◆ **Work order**: Whenever a picture appears, omit it, and set down everything else in the records exactly.
[Given information — start]
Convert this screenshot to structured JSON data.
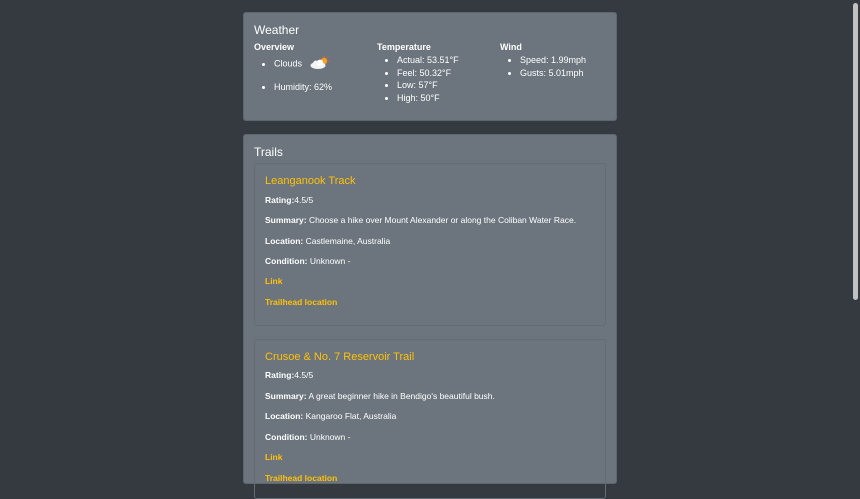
{
  "weather": {
    "title": "Weather",
    "overview": {
      "heading": "Overview",
      "condition": "Clouds",
      "condition_icon": "clouds-sun-icon",
      "humidity": "Humidity: 62%"
    },
    "temperature": {
      "heading": "Temperature",
      "items": [
        "Actual: 53.51°F",
        "Feel: 50.32°F",
        "Low: 57°F",
        "High: 50°F"
      ]
    },
    "wind": {
      "heading": "Wind",
      "items": [
        "Speed: 1.99mph",
        "Gusts: 5.01mph"
      ]
    }
  },
  "trails": {
    "title": "Trails",
    "labels": {
      "rating": "Rating:",
      "summary": "Summary:",
      "location": "Location:",
      "condition": "Condition:"
    },
    "items": [
      {
        "name": "Leanganook Track",
        "rating": "4.5/5",
        "summary": " Choose a hike over Mount Alexander or along the Coliban Water Race.",
        "location": " Castlemaine, Australia",
        "condition": " Unknown -",
        "link_label": "Link",
        "trailhead_label": "Trailhead location"
      },
      {
        "name": "Crusoe & No. 7 Reservoir Trail",
        "rating": "4.5/5",
        "summary": " A great beginner hike in Bendigo's beautiful bush.",
        "location": " Kangaroo Flat, Australia",
        "condition": " Unknown -",
        "link_label": "Link",
        "trailhead_label": "Trailhead location"
      }
    ]
  },
  "colors": {
    "background": "#343a40",
    "card": "#6c757d",
    "accent": "#ffc107",
    "text": "#ffffff"
  }
}
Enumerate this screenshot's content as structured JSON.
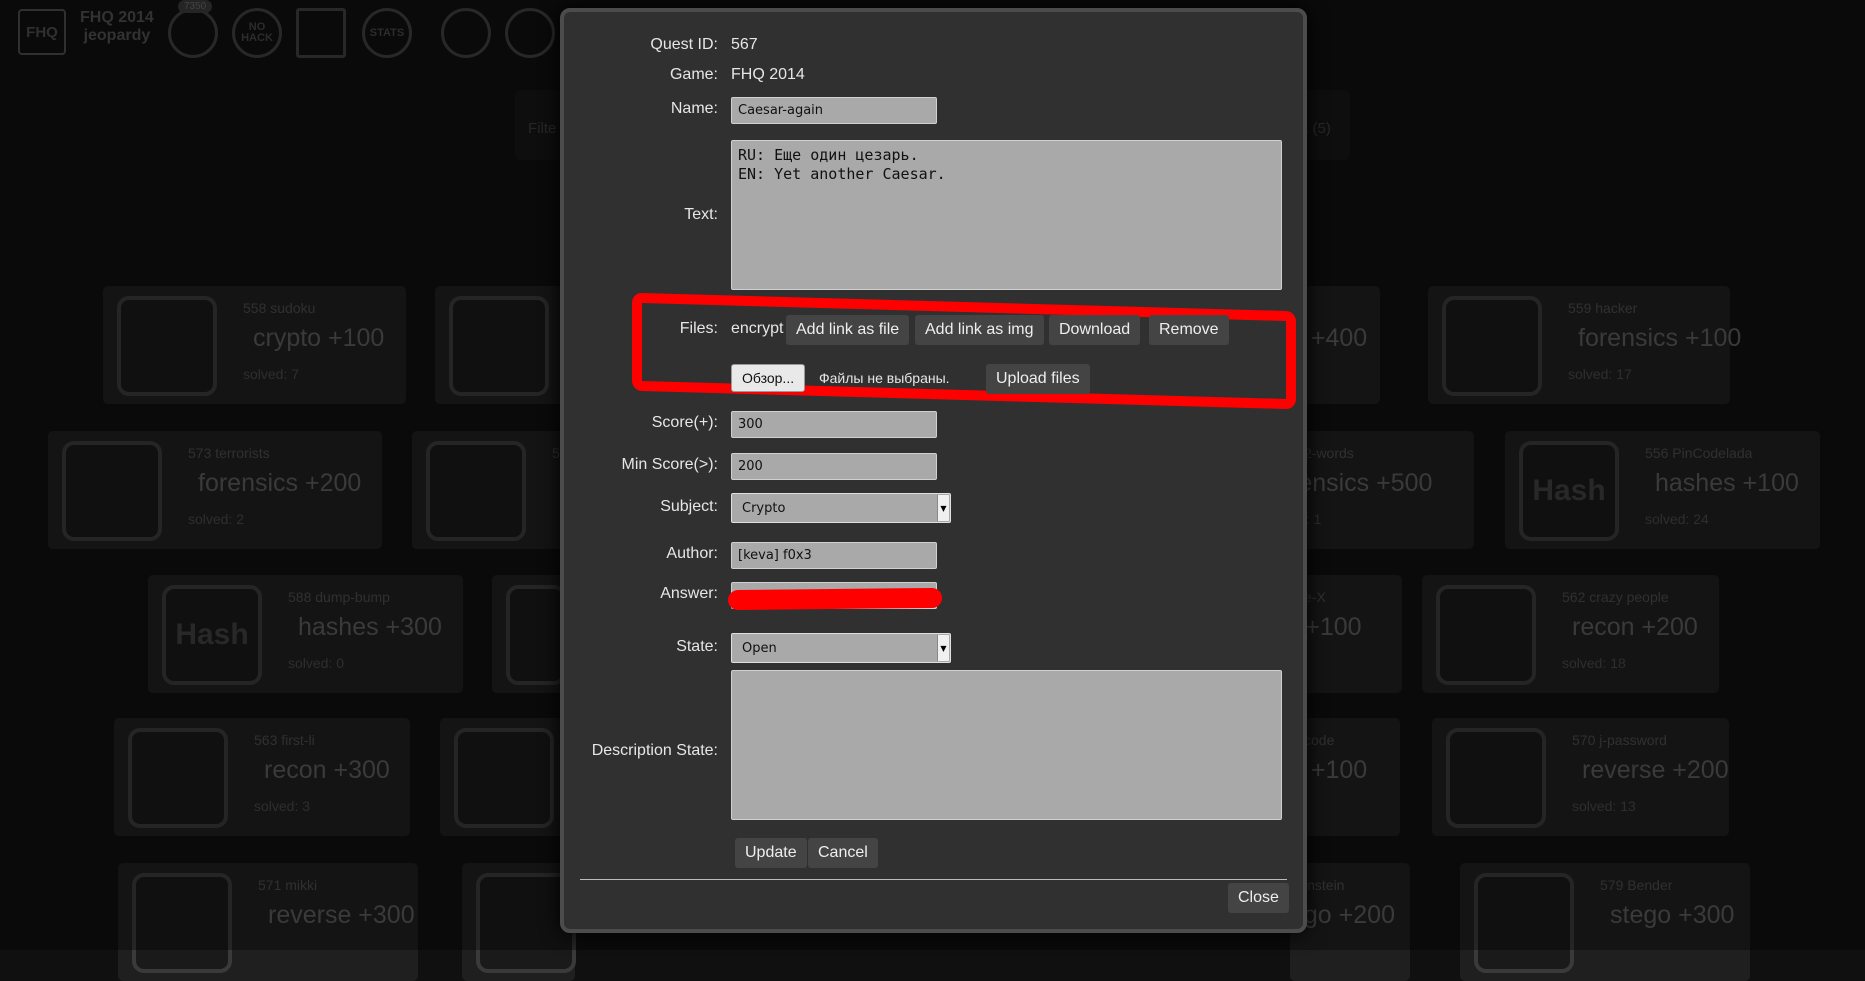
{
  "background": {
    "brand": {
      "line1": "FHQ 2014",
      "line2": "jeopardy"
    },
    "score_badge": "7350",
    "top_icons": [
      {
        "icon": "medal-icon",
        "text": ""
      },
      {
        "icon": "no-hack-icon",
        "text": "NO HACK"
      },
      {
        "icon": "qr-code-icon",
        "text": ""
      },
      {
        "icon": "stats-icon",
        "text": "STATS"
      },
      {
        "icon": "tools-icon",
        "text": ""
      },
      {
        "icon": "settings-icon",
        "text": ""
      }
    ],
    "filter_label": "Filte",
    "filter_right": "a (5)",
    "cards": [
      {
        "title": "558 sudoku",
        "score": "crypto +100",
        "solved": "solved: 7"
      },
      {
        "title": "",
        "score": "",
        "solved": ""
      },
      {
        "title": "",
        "score": "o +400",
        "solved": ""
      },
      {
        "title": "559 hacker",
        "score": "forensics +100",
        "solved": "solved: 17"
      },
      {
        "title": "573 terrorists",
        "score": "forensics +200",
        "solved": "solved: 2"
      },
      {
        "title": "5",
        "score": "s",
        "solved": ""
      },
      {
        "title": "2-words",
        "score": "rensics +500",
        "solved": "d: 1"
      },
      {
        "title": "556 PinCodelada",
        "score": "hashes +100",
        "solved": "solved: 24"
      },
      {
        "title": "588 dump-bump",
        "score": "hashes +300",
        "solved": "solved: 0"
      },
      {
        "title": "",
        "score": "",
        "solved": ""
      },
      {
        "title": "e-X",
        "score": ") +100",
        "solved": ""
      },
      {
        "title": "562 crazy people",
        "score": "recon +200",
        "solved": "solved: 18"
      },
      {
        "title": "563 first-li",
        "score": "recon +300",
        "solved": "solved: 3"
      },
      {
        "title": "",
        "score": "",
        "solved": ""
      },
      {
        "title": "code",
        "score": "e +100",
        "solved": ""
      },
      {
        "title": "570 j-password",
        "score": "reverse +200",
        "solved": "solved: 13"
      },
      {
        "title": "571 mikki",
        "score": "reverse +300",
        "solved": ""
      },
      {
        "title": "",
        "score": "",
        "solved": ""
      },
      {
        "title": "instein",
        "score": "ego +200",
        "solved": ""
      },
      {
        "title": "579 Bender",
        "score": "stego +300",
        "solved": ""
      }
    ],
    "hash_text": "Hash"
  },
  "modal": {
    "quest_id_label": "Quest ID:",
    "quest_id": "567",
    "game_label": "Game:",
    "game": "FHQ 2014",
    "name_label": "Name:",
    "name": "Caesar-again",
    "text_label": "Text:",
    "text": "RU: Еще один цезарь.\nEN: Yet another Caesar.",
    "files_label": "Files:",
    "file_name": "encrypt",
    "add_link_file": "Add link as file",
    "add_link_img": "Add link as img",
    "download": "Download",
    "remove": "Remove",
    "browse": "Обзор...",
    "no_files": "Файлы не выбраны.",
    "upload": "Upload files",
    "score_label": "Score(+):",
    "score": "300",
    "min_score_label": "Min Score(>):",
    "min_score": "200",
    "subject_label": "Subject:",
    "subject": "Crypto",
    "author_label": "Author:",
    "author": "[keva] f0x3",
    "answer_label": "Answer:",
    "answer": "",
    "state_label": "State:",
    "state": "Open",
    "description_state_label": "Description State:",
    "description_state": "",
    "update": "Update",
    "cancel": "Cancel",
    "close": "Close"
  },
  "colors": {
    "highlight_red": "#ff0000",
    "modal_bg": "#303030",
    "input_bg": "#a9a9a9"
  }
}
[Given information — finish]
◆ **Output for this exercise**:
Convert this screenshot to structured JSON data.
{
  "weather": {
    "title": "Weather",
    "overview": {
      "heading": "Overview",
      "condition": "Clouds",
      "condition_icon": "clouds-sun-icon",
      "humidity": "Humidity: 62%"
    },
    "temperature": {
      "heading": "Temperature",
      "items": [
        "Actual: 53.51°F",
        "Feel: 50.32°F",
        "Low: 57°F",
        "High: 50°F"
      ]
    },
    "wind": {
      "heading": "Wind",
      "items": [
        "Speed: 1.99mph",
        "Gusts: 5.01mph"
      ]
    }
  },
  "trails": {
    "title": "Trails",
    "labels": {
      "rating": "Rating:",
      "summary": "Summary:",
      "location": "Location:",
      "condition": "Condition:"
    },
    "items": [
      {
        "name": "Leanganook Track",
        "rating": "4.5/5",
        "summary": " Choose a hike over Mount Alexander or along the Coliban Water Race.",
        "location": " Castlemaine, Australia",
        "condition": " Unknown -",
        "link_label": "Link",
        "trailhead_label": "Trailhead location"
      },
      {
        "name": "Crusoe & No. 7 Reservoir Trail",
        "rating": "4.5/5",
        "summary": " A great beginner hike in Bendigo's beautiful bush.",
        "location": " Kangaroo Flat, Australia",
        "condition": " Unknown -",
        "link_label": "Link",
        "trailhead_label": "Trailhead location"
      }
    ]
  },
  "colors": {
    "background": "#343a40",
    "card": "#6c757d",
    "accent": "#ffc107",
    "text": "#ffffff"
  }
}
Enumerate this screenshot's content as structured JSON.
{
  "background": {
    "brand": {
      "line1": "FHQ 2014",
      "line2": "jeopardy"
    },
    "score_badge": "7350",
    "top_icons": [
      {
        "icon": "medal-icon",
        "text": ""
      },
      {
        "icon": "no-hack-icon",
        "text": "NO HACK"
      },
      {
        "icon": "qr-code-icon",
        "text": ""
      },
      {
        "icon": "stats-icon",
        "text": "STATS"
      },
      {
        "icon": "tools-icon",
        "text": ""
      },
      {
        "icon": "settings-icon",
        "text": ""
      }
    ],
    "filter_label": "Filte",
    "filter_right": "a (5)",
    "cards": [
      {
        "title": "558 sudoku",
        "score": "crypto +100",
        "solved": "solved: 7"
      },
      {
        "title": "",
        "score": "",
        "solved": ""
      },
      {
        "title": "",
        "score": "o +400",
        "solved": ""
      },
      {
        "title": "559 hacker",
        "score": "forensics +100",
        "solved": "solved: 17"
      },
      {
        "title": "573 terrorists",
        "score": "forensics +200",
        "solved": "solved: 2"
      },
      {
        "title": "5",
        "score": "s",
        "solved": ""
      },
      {
        "title": "2-words",
        "score": "rensics +500",
        "solved": "d: 1"
      },
      {
        "title": "556 PinCodelada",
        "score": "hashes +100",
        "solved": "solved: 24"
      },
      {
        "title": "588 dump-bump",
        "score": "hashes +300",
        "solved": "solved: 0"
      },
      {
        "title": "",
        "score": "",
        "solved": ""
      },
      {
        "title": "e-X",
        "score": ") +100",
        "solved": ""
      },
      {
        "title": "562 crazy people",
        "score": "recon +200",
        "solved": "solved: 18"
      },
      {
        "title": "563 first-li",
        "score": "recon +300",
        "solved": "solved: 3"
      },
      {
        "title": "",
        "score": "",
        "solved": ""
      },
      {
        "title": "code",
        "score": "e +100",
        "solved": ""
      },
      {
        "title": "570 j-password",
        "score": "reverse +200",
        "solved": "solved: 13"
      },
      {
        "title": "571 mikki",
        "score": "reverse +300",
        "solved": ""
      },
      {
        "title": "",
        "score": "",
        "solved": ""
      },
      {
        "title": "instein",
        "score": "ego +200",
        "solved": ""
      },
      {
        "title": "579 Bender",
        "score": "stego +300",
        "solved": ""
      }
    ],
    "hash_text": "Hash"
  },
  "modal": {
    "quest_id_label": "Quest ID:",
    "quest_id": "567",
    "game_label": "Game:",
    "game": "FHQ 2014",
    "name_label": "Name:",
    "name": "Caesar-again",
    "text_label": "Text:",
    "text": "RU: Еще один цезарь.\nEN: Yet another Caesar.",
    "files_label": "Files:",
    "file_name": "encrypt",
    "add_link_file": "Add link as file",
    "add_link_img": "Add link as img",
    "download": "Download",
    "remove": "Remove",
    "browse": "Обзор...",
    "no_files": "Файлы не выбраны.",
    "upload": "Upload files",
    "score_label": "Score(+):",
    "score": "300",
    "min_score_label": "Min Score(>):",
    "min_score": "200",
    "subject_label": "Subject:",
    "subject": "Crypto",
    "author_label": "Author:",
    "author": "[keva] f0x3",
    "answer_label": "Answer:",
    "answer": "",
    "state_label": "State:",
    "state": "Open",
    "description_state_label": "Description State:",
    "description_state": "",
    "update": "Update",
    "cancel": "Cancel",
    "close": "Close"
  },
  "colors": {
    "highlight_red": "#ff0000",
    "modal_bg": "#303030",
    "input_bg": "#a9a9a9"
  }
}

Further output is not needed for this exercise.